THE TASK: The entries below must be repeated exactly. None may be skipped.

※ ※ ※

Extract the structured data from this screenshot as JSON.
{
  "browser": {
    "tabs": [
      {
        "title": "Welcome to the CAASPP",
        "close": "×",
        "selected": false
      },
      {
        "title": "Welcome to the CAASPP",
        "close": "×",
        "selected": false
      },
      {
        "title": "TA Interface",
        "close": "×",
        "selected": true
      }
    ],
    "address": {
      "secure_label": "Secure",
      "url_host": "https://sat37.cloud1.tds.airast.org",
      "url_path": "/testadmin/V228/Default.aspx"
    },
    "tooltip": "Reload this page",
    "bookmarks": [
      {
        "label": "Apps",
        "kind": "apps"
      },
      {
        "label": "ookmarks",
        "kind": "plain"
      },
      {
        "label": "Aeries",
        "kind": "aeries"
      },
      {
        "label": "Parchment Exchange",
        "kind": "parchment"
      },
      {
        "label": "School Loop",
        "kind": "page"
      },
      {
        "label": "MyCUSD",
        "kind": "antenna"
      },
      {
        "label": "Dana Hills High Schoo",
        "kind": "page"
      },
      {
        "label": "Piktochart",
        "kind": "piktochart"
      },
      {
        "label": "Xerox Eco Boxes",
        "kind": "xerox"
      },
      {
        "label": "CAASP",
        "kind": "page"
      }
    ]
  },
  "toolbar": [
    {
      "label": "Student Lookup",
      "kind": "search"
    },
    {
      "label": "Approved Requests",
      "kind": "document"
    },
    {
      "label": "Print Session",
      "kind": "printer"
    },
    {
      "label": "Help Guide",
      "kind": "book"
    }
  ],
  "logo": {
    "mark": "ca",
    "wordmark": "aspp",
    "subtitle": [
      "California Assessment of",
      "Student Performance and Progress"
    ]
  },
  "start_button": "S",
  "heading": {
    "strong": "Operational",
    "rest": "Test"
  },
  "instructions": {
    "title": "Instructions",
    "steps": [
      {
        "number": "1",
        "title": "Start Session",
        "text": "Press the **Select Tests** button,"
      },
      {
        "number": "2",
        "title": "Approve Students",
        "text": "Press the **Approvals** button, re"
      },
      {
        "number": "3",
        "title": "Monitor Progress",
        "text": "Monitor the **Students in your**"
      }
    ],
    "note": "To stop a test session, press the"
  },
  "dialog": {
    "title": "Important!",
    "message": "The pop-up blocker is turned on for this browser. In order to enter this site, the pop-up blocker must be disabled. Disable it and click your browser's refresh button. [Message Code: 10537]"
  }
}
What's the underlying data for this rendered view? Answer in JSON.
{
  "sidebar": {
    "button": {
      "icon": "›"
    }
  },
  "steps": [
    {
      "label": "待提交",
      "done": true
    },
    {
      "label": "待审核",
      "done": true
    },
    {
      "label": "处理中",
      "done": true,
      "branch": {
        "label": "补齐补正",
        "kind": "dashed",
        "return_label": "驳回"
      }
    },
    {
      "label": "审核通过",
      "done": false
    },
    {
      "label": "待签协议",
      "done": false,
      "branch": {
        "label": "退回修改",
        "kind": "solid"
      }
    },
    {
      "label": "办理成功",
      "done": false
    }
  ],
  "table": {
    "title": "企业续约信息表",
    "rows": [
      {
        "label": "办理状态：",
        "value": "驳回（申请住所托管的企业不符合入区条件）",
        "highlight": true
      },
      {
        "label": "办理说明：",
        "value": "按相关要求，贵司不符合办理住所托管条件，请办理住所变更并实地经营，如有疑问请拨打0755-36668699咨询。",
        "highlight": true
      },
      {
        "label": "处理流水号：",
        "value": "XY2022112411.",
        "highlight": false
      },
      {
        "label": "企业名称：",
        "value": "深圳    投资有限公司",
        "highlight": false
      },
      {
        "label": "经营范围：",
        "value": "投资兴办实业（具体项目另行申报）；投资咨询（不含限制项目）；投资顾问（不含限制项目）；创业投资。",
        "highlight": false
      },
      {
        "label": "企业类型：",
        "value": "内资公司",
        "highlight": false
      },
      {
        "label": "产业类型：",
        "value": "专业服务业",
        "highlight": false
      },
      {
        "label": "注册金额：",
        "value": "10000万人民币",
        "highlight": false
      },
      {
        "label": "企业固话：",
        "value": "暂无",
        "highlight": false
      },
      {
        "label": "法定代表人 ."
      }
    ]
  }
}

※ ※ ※

COMPLETED TASK:
Extract the structured data from this screenshot as JSON.
{
  "browser": {
    "tabs": [
      {
        "title": "Welcome to the CAASPP",
        "close": "×",
        "selected": false
      },
      {
        "title": "Welcome to the CAASPP",
        "close": "×",
        "selected": false
      },
      {
        "title": "TA Interface",
        "close": "×",
        "selected": true
      }
    ],
    "address": {
      "secure_label": "Secure",
      "url_host": "https://sat37.cloud1.tds.airast.org",
      "url_path": "/testadmin/V228/Default.aspx"
    },
    "tooltip": "Reload this page",
    "bookmarks": [
      {
        "label": "Apps",
        "kind": "apps"
      },
      {
        "label": "ookmarks",
        "kind": "plain"
      },
      {
        "label": "Aeries",
        "kind": "aeries"
      },
      {
        "label": "Parchment Exchange",
        "kind": "parchment"
      },
      {
        "label": "School Loop",
        "kind": "page"
      },
      {
        "label": "MyCUSD",
        "kind": "antenna"
      },
      {
        "label": "Dana Hills High Schoo",
        "kind": "page"
      },
      {
        "label": "Piktochart",
        "kind": "piktochart"
      },
      {
        "label": "Xerox Eco Boxes",
        "kind": "xerox"
      },
      {
        "label": "CAASP",
        "kind": "page"
      }
    ]
  },
  "toolbar": [
    {
      "label": "Student Lookup",
      "kind": "search"
    },
    {
      "label": "Approved Requests",
      "kind": "document"
    },
    {
      "label": "Print Session",
      "kind": "printer"
    },
    {
      "label": "Help Guide",
      "kind": "book"
    }
  ],
  "logo": {
    "mark": "ca",
    "wordmark": "aspp",
    "subtitle": [
      "California Assessment of",
      "Student Performance and Progress"
    ]
  },
  "start_button": "S",
  "heading": {
    "strong": "Operational",
    "rest": "Test"
  },
  "instructions": {
    "title": "Instructions",
    "steps": [
      {
        "number": "1",
        "title": "Start Session",
        "text": "Press the **Select Tests** button,"
      },
      {
        "number": "2",
        "title": "Approve Students",
        "text": "Press the **Approvals** button, re"
      },
      {
        "number": "3",
        "title": "Monitor Progress",
        "text": "Monitor the **Students in your**"
      }
    ],
    "note": "To stop a test session, press the"
  },
  "dialog": {
    "title": "Important!",
    "message": "The pop-up blocker is turned on for this browser. In order to enter this site, the pop-up blocker must be disabled. Disable it and click your browser's refresh button. [Message Code: 10537]"
  }
}
What's the underlying data for this rendered view? Answer in JSON.
{
  "sidebar": {
    "button": {
      "icon": "›"
    }
  },
  "steps": [
    {
      "label": "待提交",
      "done": true
    },
    {
      "label": "待审核",
      "done": true
    },
    {
      "label": "处理中",
      "done": true,
      "branch": {
        "label": "补齐补正",
        "kind": "dashed",
        "return_label": "驳回"
      }
    },
    {
      "label": "审核通过",
      "done": false
    },
    {
      "label": "待签协议",
      "done": false,
      "branch": {
        "label": "退回修改",
        "kind": "solid"
      }
    },
    {
      "label": "办理成功",
      "done": false
    }
  ],
  "table": {
    "title": "企业续约信息表",
    "rows": [
      {
        "label": "办理状态：",
        "value": "驳回（申请住所托管的企业不符合入区条件）",
        "highlight": true
      },
      {
        "label": "办理说明：",
        "value": "按相关要求，贵司不符合办理住所托管条件，请办理住所变更并实地经营，如有疑问请拨打0755-36668699咨询。",
        "highlight": true
      },
      {
        "label": "处理流水号：",
        "value": "XY2022112411.",
        "highlight": false
      },
      {
        "label": "企业名称：",
        "value": "深圳    投资有限公司",
        "highlight": false
      },
      {
        "label": "经营范围：",
        "value": "投资兴办实业（具体项目另行申报）；投资咨询（不含限制项目）；投资顾问（不含限制项目）；创业投资。",
        "highlight": false
      },
      {
        "label": "企业类型：",
        "value": "内资公司",
        "highlight": false
      },
      {
        "label": "产业类型：",
        "value": "专业服务业",
        "highlight": false
      },
      {
        "label": "注册金额：",
        "value": "10000万人民币",
        "highlight": false
      },
      {
        "label": "企业固话：",
        "value": "暂无",
        "highlight": false
      },
      {
        "label": "法定代表人 ."
      }
    ]
  }
}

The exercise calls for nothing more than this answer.